"They run the ball a heck of a lot. They run the ball and they actually have some downfield threats. They throw the ball down the field a lot, and they play-action pass," said Austin. "As I said, we've definitely got a challenge ahead of us, and defensively, we've got to stay in our gaps, got to play disciplined and go out there and be physical."
The 6-5, 225-pound Baldwin could prove to be a genuine concern from the standpoint of sheer size for North Carolina's smaller cornerbacks.
"In a 6-5, 225-pounder running like he (Baldwin) does, he's everything a receiver needs to be," said Burney. "Maybe he doesn't get the recognition, but looking at him on tape, he's just as good as the other receivers I've guarded, so I'm looking forward to a good challenge with him."
While Pitt's offense is certainly something to respect for North Carolina's outstanding defense, the Panthers' defensive unit is far from shabby either.
Statistically, Pitt is among the elite teams in the Big East defensively as well, ranking second in the league in scoring defense (20.0 ppg), total defense (323.9 ypg), and rushing defense (108.4 ypg).
Most impressive, however, is the fact that Pitt's defense leads the country in sacks, with 44.
Panther defensive end Greg Romeus leads the way with eight quarterback takedowns, while former UNC recruiting target, defensive tackle Myles Caragein, joins teammate Adam Gunn, Pitt's starting middle linebacker, to tie for second on the team with five sacks.
Quite simply, this is an area that could make or break the game for Carolina offensively.
"Clearly Pitt's defense is extremely good. They're big and physical in the defensive line. They lead the nation in sacks," said Coach Davis. "They can put the pressure on the quarterback, and subsequently the percentage of completions against them is not very good.

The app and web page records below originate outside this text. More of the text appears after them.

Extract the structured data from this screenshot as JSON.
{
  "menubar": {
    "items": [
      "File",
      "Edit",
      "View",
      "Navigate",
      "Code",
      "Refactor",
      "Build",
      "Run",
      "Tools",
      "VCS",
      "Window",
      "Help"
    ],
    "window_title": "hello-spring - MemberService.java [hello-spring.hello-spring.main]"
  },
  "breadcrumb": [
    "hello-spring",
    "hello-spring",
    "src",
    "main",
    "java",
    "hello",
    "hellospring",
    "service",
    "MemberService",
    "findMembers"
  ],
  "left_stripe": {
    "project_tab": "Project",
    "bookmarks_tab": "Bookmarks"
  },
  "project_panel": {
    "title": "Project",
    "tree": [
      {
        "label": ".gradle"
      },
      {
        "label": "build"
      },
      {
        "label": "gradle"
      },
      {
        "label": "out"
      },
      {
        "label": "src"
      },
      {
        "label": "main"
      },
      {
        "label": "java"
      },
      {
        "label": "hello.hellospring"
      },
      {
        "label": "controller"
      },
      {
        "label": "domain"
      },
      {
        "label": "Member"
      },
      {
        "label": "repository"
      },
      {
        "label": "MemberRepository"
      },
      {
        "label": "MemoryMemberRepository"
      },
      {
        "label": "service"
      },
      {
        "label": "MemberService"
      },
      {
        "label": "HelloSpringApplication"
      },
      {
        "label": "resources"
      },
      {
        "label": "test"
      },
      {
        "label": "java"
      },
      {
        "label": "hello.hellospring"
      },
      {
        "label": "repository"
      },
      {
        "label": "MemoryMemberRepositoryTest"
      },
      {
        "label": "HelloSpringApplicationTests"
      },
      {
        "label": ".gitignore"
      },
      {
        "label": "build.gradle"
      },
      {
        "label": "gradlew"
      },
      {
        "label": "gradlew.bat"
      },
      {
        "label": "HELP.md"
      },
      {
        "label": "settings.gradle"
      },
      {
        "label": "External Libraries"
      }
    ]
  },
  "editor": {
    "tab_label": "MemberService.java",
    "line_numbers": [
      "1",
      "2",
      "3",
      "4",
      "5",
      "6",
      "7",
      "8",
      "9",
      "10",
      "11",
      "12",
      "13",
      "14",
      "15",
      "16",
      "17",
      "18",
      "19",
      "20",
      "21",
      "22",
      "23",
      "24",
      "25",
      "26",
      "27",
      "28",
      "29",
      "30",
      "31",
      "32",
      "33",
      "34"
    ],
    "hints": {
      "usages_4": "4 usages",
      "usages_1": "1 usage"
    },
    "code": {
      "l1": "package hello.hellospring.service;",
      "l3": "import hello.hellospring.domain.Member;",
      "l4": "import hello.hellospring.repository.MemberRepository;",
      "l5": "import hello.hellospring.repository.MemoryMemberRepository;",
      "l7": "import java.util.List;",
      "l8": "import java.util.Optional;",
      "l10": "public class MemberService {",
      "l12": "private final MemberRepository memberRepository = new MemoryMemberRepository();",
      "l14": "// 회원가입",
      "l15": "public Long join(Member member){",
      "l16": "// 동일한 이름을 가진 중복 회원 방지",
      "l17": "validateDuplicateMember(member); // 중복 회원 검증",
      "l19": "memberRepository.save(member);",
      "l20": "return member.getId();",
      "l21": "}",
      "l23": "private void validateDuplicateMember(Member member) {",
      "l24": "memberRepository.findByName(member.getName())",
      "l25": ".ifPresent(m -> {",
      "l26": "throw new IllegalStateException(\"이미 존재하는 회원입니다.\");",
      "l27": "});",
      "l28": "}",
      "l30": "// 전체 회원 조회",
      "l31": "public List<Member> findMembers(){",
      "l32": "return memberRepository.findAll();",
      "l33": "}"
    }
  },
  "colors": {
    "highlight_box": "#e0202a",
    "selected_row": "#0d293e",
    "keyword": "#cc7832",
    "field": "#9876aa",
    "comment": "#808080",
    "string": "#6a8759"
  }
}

You don't get an awful lot of big plays because you don't get a chance to hang onto the ball for very long."
It will be essential for UNC's offensive front five, along with the Tar Heel running backs, to provide ample protection for quarterback T.J. Yates as he attempts to pick out holes in the Pittsburgh secondary.
"It (Pitt's sack totals) is something that jumps out at you when you hear about them, but I'm very confident," said Yates.
"They're definitely a very athletic front four and they like to get after the quarterback," said offensive tackle Kyle Jolly, who will be playing his final UNC game on Saturday.
"It will be tough (to block them)," said running back Ryan Houston. "I feel I'm a great pass blocker, but I feel like we've got to run the ball and try to make it balanced and make them play some pass defense, so we can get some runs and get T.J. some time (to throw)."
"Our offensive line has been playing very, very well coming into the last part of the season," added Yates. "We've gotten everybody back healthy and everybody working together, so I'm very confident going into this game that the offensive line will protect well."
"I think we definitely have (made strides offensively), especially if you look at the offense from the first half of the season compared to the second half. I feel like we've done just a lot better as an entire offense, really," added Jolly.
While clearly Pitt is going to bring a tremendous challenge to the Tar Heels, UNC figures to have a considerable advantage in terms of the crowd's favoritism, and they are also familiar with this particular bowl game, having played in it a year ago.
The Tar Heels rose to the occasion in October and November to beat ranked ACC rivals Virginia Tech and Miami, and they're now looking to get another win over a ranked opponent while sending the seniors out in style with one last victory.
"We've got our work cut out for us, but we're definitely looking forward to the show. It should be a good matchup," said Burney.